“They didn’t bother with me,” he said, laughing. “Vincent got along with people so well, he’s smart, he knows how to help people. I told him ‘You’re a natural for politics.’ He was born to be in politics.”
Prieto credits Rodriguez for planting the seed in his mind of pursuing a political career. He discussed it with his wife, Marlene, his high school sweetheart, who gave him her support.
Some of his pet issues are consumer protection, small businesses, and improving trade and vocational training and learning institutions.
“We spend hundreds of thousands of dollars in grades K through 12 preparing kids to go to college,” he said. "But college is not for everyone," he added.
He tells kids in his talks at schools that although they might not go to college, they can excel at a trade, and even be Assembly Speaker someday.
“I reinvented myself,” he said. “I want kids to know that there are many opportunities, and they can succeed. Your work ethic has to be priority Number One.”
Many people, he said, react with surprise when they hear about his blue-collar vocational background.

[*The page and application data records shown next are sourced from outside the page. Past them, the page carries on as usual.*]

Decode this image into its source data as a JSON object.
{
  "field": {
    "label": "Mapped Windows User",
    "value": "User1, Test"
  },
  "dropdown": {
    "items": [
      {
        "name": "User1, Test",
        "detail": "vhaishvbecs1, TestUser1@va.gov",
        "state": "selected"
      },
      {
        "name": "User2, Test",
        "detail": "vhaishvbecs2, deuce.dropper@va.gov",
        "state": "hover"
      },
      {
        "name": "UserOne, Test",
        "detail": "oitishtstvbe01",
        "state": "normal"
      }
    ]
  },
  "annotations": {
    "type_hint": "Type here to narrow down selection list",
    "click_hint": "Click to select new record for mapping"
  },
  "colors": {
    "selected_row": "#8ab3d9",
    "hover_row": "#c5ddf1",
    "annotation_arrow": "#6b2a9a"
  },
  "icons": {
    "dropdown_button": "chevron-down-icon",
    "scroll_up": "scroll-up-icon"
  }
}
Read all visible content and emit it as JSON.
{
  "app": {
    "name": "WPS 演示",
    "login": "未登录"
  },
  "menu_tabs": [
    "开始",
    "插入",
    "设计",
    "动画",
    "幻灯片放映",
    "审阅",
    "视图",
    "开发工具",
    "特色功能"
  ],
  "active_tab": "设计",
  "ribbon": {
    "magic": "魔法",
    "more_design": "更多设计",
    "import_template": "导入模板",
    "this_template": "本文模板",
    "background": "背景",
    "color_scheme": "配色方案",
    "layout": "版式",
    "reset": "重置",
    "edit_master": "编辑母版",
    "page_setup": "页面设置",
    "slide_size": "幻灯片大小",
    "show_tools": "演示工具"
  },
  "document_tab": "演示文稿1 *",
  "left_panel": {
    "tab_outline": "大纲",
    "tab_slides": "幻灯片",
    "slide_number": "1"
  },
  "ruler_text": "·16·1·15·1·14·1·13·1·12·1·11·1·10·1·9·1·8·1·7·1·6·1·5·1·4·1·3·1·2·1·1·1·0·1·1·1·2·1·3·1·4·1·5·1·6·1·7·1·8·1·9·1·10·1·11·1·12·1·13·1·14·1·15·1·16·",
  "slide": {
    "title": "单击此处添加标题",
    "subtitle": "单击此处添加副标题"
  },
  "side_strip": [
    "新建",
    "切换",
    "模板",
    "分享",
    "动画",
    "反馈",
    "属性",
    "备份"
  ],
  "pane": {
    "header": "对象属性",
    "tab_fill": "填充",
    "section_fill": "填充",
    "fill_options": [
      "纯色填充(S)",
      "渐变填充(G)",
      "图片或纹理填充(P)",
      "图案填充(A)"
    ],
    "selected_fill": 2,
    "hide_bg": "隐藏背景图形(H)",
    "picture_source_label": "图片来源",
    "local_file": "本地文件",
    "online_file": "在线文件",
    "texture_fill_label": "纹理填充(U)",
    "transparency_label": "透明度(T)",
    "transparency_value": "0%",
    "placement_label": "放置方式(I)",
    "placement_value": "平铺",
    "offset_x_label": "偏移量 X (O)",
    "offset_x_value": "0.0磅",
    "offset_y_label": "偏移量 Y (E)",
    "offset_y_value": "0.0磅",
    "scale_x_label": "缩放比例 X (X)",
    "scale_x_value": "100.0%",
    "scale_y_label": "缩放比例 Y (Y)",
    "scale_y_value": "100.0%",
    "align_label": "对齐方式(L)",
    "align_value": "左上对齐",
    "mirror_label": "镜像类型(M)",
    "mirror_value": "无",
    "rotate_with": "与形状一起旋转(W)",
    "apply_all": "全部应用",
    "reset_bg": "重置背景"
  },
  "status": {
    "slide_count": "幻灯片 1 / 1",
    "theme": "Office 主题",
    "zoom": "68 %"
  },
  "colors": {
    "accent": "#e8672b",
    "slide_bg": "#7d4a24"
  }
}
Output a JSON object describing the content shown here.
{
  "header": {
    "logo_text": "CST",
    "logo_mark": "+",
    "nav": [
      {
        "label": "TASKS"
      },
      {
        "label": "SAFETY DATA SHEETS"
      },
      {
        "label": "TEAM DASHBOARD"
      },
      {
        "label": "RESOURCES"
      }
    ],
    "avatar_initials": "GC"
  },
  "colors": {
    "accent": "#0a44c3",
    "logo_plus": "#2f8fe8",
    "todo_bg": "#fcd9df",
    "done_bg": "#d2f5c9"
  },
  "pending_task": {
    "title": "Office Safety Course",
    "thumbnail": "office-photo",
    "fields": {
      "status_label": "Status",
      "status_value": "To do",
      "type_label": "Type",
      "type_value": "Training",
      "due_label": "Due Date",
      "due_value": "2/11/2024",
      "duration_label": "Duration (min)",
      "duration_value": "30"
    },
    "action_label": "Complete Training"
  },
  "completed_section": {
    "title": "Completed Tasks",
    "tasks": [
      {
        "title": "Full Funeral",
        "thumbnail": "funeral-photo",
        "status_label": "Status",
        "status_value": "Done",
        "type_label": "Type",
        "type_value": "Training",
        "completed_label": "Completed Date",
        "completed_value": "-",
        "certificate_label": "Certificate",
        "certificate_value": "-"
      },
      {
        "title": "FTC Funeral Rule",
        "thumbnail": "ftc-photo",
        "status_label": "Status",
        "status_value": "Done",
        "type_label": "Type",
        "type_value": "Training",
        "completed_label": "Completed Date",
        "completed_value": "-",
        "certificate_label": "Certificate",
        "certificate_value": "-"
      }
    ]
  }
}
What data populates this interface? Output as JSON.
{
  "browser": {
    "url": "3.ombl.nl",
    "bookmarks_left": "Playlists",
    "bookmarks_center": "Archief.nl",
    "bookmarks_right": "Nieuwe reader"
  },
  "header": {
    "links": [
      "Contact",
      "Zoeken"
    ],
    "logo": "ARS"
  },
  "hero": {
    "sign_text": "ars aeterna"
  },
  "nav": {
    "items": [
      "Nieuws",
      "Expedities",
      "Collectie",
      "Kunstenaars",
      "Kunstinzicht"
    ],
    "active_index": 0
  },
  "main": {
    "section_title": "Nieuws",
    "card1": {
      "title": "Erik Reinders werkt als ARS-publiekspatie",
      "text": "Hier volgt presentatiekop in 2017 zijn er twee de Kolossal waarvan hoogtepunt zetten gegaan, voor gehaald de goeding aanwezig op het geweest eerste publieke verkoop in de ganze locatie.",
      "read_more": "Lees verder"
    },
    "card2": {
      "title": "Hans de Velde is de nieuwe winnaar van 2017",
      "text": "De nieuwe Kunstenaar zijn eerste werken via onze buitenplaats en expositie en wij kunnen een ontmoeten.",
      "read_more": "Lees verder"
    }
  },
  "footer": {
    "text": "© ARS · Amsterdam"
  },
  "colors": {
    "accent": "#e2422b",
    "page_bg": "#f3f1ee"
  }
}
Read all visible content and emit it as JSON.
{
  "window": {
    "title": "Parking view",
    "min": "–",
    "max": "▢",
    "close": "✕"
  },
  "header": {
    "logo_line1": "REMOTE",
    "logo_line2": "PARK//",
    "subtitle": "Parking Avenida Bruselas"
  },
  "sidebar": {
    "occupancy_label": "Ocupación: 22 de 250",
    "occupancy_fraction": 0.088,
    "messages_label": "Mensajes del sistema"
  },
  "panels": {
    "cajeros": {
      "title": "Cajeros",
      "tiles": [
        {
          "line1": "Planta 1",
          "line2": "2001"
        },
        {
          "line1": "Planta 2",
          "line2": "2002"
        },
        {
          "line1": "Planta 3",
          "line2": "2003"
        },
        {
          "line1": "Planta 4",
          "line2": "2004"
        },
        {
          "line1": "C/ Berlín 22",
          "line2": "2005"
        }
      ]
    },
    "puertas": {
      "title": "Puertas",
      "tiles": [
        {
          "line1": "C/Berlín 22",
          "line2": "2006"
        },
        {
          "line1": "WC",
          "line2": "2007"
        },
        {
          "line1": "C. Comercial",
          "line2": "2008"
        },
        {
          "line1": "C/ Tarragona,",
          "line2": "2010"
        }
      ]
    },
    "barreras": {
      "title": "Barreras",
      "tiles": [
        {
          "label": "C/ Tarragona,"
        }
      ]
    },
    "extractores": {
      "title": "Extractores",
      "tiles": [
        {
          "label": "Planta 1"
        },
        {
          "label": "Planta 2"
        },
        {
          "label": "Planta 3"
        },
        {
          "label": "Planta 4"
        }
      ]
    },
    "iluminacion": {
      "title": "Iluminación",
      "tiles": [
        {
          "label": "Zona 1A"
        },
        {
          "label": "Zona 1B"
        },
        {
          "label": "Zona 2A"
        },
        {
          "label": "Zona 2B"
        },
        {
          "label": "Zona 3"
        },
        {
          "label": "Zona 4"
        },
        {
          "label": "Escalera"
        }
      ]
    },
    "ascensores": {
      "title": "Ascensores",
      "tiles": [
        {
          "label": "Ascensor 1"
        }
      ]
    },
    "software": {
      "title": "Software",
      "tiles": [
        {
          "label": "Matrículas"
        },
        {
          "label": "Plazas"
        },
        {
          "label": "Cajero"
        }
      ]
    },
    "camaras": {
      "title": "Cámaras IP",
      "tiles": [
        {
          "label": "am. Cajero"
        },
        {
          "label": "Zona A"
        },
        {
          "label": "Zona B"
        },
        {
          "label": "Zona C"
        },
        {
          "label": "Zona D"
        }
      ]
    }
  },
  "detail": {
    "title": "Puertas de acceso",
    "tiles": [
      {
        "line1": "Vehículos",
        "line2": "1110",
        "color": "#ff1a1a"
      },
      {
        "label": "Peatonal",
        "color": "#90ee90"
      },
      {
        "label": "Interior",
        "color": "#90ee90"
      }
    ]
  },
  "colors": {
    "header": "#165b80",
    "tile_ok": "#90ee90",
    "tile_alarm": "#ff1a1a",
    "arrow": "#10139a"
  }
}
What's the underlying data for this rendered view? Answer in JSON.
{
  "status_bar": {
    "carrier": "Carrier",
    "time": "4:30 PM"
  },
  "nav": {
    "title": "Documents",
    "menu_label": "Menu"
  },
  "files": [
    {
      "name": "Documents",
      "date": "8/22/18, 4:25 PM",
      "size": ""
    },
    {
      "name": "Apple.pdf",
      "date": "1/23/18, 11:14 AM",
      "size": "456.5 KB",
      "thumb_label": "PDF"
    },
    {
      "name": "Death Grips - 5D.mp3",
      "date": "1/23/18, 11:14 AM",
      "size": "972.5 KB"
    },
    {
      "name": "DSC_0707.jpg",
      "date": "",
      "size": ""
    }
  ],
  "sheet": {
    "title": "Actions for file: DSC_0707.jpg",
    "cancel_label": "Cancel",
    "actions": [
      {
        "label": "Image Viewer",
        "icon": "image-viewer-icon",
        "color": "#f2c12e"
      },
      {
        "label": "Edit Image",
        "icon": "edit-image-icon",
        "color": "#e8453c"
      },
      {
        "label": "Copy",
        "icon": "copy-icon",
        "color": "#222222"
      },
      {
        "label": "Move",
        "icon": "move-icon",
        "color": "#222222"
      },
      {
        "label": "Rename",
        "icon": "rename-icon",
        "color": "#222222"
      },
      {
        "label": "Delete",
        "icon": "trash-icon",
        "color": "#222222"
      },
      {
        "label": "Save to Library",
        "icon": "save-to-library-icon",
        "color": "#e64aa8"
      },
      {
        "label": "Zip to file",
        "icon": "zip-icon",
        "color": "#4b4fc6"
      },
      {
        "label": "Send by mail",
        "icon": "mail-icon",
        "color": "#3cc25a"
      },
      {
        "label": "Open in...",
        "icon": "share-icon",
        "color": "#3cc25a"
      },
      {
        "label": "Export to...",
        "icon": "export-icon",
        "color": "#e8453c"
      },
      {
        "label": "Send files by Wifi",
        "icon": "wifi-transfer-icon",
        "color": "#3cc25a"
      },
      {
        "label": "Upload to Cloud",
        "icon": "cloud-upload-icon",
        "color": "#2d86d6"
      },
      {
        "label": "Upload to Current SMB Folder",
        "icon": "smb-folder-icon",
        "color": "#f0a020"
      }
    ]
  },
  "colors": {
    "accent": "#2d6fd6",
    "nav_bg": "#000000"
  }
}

“They’re surprised that I’m not a lawyer,” he said. “Everybody in the legislature should not be a lawyer. You need to have the perspective of many different people. I’ve had a business. I grew up in a tenement, in a basement apartment. You need people in the state government with different experiences.”
“I’m living the American Dream,” he said. “But I’m a work in progress.”